For many of our visitors, The Parklands is a gym, an adventure, and even an escape. The same can be said for our team members. One of the perks of working in The Parklands, is having immediate access to nearly 50 miles of hiking trails where you can enjoy all seasons and get away from the stress and demands of everyday life. In honor of National Take a Hike Day (annually observed on November 17) we’ve compiled a list of our favorite Parklands’ pathways.
Continue reading to learn more about our top picks and what makes each so special courtesy of the folks whose work helps preserve and maintain them. Then make a date to explore one (or more) this November 17!
For those short on time:
Louisville Loop – Broad Run Park, Photo by Ted Wathen/Quadrant
For rain or shine:
“The Louisville Loop trail is a great, fully-accessible option offering scenic views throughout all four parks. Since it is paved, you don’t have to worry about encountering muddy areas. While steep in spots, the forested stretch that runs through Broad Run Park and the southern portion of Turkey Run features waterfalls in the fall, winter and spring, as well as plenty of shade during the warmer months.” – Anna Rosales-Crone, Communications Coordinator
Limestone Gorge Trail – Broad Run Park, Photo by Ted Wathen/Quadrant
For a scenic route:
“I’d recommend an original favorite—Big Beech Trail at Pope Lick Park. It takes you along a trail with 200-year-old trees and is just 1.5 miles long. It’s also close to The Strand, my favorite section of the park to take a leisurely hike or pedal.” – Toni Woodard, Facility & Hospitality Director
“Karst Climb, one of our newest trails, located in Broad Run Park! This trail offers some awesome views of waterfalls and the lower section of trail has some special places.” – Bryan Howell, Trail Team Leader
“Limestone Gorge is the most unique trail we have, and it sits in the middle of my favorite forest. It’s a lovely, diverse place with some vertical ups and downs to make it fun.” – Dan Jones, Founder & CEO
Big Beech Trail – Pope Lick Park, Photo by Bob Hower/Quadrant
For wildlife watching:

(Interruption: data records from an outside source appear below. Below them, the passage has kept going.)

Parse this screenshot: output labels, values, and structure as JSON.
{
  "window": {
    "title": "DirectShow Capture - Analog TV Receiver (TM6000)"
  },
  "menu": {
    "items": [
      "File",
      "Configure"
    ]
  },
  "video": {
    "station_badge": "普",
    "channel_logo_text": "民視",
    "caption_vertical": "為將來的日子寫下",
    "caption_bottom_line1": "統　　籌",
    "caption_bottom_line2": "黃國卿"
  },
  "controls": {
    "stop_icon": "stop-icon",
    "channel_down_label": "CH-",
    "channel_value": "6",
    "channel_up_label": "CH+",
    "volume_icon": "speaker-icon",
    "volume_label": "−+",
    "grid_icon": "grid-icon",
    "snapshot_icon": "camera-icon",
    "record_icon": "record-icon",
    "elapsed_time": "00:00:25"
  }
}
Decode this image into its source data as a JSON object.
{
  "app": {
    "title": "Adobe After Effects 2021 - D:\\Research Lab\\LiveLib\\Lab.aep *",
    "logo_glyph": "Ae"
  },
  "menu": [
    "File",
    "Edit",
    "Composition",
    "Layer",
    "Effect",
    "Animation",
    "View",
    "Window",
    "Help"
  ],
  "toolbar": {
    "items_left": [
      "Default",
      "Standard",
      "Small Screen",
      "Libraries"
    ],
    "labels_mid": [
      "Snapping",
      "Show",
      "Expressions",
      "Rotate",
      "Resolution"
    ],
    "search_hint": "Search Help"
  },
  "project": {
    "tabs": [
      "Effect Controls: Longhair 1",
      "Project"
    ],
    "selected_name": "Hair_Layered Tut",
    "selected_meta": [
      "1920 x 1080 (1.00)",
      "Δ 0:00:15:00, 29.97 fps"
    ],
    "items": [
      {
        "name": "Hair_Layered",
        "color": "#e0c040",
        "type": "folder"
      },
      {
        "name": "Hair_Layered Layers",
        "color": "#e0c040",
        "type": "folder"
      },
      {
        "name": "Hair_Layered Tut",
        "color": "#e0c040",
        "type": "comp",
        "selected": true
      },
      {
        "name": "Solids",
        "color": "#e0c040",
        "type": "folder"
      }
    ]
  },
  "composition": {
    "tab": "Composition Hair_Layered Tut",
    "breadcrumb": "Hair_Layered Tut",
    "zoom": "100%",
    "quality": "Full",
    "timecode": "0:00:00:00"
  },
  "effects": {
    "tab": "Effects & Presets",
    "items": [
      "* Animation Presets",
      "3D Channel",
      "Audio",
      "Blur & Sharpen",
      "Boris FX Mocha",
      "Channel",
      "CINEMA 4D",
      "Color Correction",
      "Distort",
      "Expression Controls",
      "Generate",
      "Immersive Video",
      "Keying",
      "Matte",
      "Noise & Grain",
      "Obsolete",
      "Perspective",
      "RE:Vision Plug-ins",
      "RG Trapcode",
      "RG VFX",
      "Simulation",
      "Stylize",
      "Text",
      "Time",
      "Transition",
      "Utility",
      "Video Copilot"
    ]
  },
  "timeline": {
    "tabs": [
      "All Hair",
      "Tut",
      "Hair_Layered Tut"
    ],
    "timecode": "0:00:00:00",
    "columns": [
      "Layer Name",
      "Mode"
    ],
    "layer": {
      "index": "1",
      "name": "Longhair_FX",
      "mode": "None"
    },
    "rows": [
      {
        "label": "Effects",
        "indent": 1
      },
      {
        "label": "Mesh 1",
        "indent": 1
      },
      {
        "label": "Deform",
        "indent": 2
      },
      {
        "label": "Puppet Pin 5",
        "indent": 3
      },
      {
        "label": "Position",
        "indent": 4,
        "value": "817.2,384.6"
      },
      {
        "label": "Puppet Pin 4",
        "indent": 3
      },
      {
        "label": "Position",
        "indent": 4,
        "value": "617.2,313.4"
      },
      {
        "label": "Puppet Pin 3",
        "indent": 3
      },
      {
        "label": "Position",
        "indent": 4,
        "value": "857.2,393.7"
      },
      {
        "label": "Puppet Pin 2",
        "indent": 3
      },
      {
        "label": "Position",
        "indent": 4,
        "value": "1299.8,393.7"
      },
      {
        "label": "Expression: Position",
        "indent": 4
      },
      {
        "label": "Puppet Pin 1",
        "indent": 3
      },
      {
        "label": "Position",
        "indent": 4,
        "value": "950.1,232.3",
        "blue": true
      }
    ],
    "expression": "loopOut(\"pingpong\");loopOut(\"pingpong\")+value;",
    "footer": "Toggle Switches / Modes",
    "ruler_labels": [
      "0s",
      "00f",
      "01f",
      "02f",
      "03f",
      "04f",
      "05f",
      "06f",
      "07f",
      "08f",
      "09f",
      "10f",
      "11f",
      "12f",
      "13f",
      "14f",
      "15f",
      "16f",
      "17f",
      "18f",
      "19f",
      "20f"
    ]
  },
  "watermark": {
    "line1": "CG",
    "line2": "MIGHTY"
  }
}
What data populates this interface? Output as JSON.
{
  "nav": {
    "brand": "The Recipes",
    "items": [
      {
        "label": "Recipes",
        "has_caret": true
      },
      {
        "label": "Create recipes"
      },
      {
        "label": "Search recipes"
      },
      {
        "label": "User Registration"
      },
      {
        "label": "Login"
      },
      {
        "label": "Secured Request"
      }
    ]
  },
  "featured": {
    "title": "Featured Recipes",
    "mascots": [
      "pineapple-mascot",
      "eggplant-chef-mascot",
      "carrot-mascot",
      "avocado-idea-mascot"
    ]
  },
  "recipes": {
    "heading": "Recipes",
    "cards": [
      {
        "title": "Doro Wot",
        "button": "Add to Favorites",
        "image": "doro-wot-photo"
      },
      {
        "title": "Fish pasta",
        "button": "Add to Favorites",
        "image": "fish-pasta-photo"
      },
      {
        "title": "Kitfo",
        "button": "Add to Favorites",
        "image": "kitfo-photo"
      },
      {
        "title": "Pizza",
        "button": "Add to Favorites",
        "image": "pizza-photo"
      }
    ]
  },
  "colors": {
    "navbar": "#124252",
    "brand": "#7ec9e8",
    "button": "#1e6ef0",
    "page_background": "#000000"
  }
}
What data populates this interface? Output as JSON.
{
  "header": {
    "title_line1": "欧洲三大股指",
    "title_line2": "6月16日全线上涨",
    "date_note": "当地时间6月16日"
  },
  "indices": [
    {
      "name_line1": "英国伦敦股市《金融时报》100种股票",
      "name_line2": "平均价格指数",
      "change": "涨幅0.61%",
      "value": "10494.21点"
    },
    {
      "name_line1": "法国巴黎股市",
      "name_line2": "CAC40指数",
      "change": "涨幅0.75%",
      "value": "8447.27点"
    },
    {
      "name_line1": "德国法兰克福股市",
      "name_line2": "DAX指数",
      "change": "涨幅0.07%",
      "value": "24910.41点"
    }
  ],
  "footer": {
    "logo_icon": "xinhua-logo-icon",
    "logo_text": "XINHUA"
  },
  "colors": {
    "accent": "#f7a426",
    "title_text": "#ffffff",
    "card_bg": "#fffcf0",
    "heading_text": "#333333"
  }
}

“Big Beech Woods is my favorite trail at The Parklands. I love to watch the seasons change in this beautiful, old-growth forest. This trail has a lovely spot that overlooks the fork, and I (almost) always catch a glimpse of a woodpecker!” – Rebecca Grau, Membership Coordinator
Karst Climb – Broad Run Park, Photo by Ali Greenwell
For those looking for a challenge:
“Of the trails I have explored I would recommend Karst Climb in Broad Run Park. I enjoyed the terrain of this trail. As the trail opens and you enter on the south end, near Bardstown road, you hike into a quaint clearing that gradually feeds into the dense stand of trees and seasonal waterfalls. This soft surface trail is just shy of 2 miles and is labeled as more challenging. I think the challenge is worth it, as the trail meanders to the north through several species of trees and wildflowers (notable spring ephemerals), a cedar grove, a small creek with rippling waterfalls; it spills out in the north at the Highland Crossing. It is a great hike for an after work stress reliever or early morning wake-up.” – Karen Mann, Garden Team Leader
Wild Hyacinth Trail – Turkey Run Park, Photos by David Miller
Staff Favorite: Wild Hyacinth Trail, Turkey Run Park
“The Wild Hyacinth Trail in Turkey Run Park. It is a quiet walk in the forest along Turkey Run Creek with several creek crossings, and there is an incredible carpet of wildflowers in the early spring.” – David Miller, Park Ranger
“My favorite trail in The Parklands is the Wild Hyacinth trail. I can get into the woods where it is quiet to rest and recharge. I enjoy going out after a good rain and seeing the water cascade into Turkey Run creek. I also enjoy splashing in the creek looking for crawdads just as much as our students do!” – Curtis Carman, Education Coordinator
“One of my favorite trails is the Wild Hyacinth Trail in Turkey Run Park. If you hike this trail throughout spring, you will see an abundance of wildlife flowers. These ephemeral flowers include, but are not limited to bloodroot, trout lily, trillium, Allegheny spurge, wild hyacinth (hence the trail name), hepatica, Dutchman’s breeches, dwarf larkspur and jack in the pulpit. You will cross several small waterfalls that feed into Turkey Run, and you will see a centuries-old stonewall built by the farmers that worked this land.” – Evan Patrick, Natural Areas Team Leader
Are you interested in guided hikes or hiking with fellow outdoor lovers? Check out our events page for more details on hiking programs, including Member-exclusive hikes.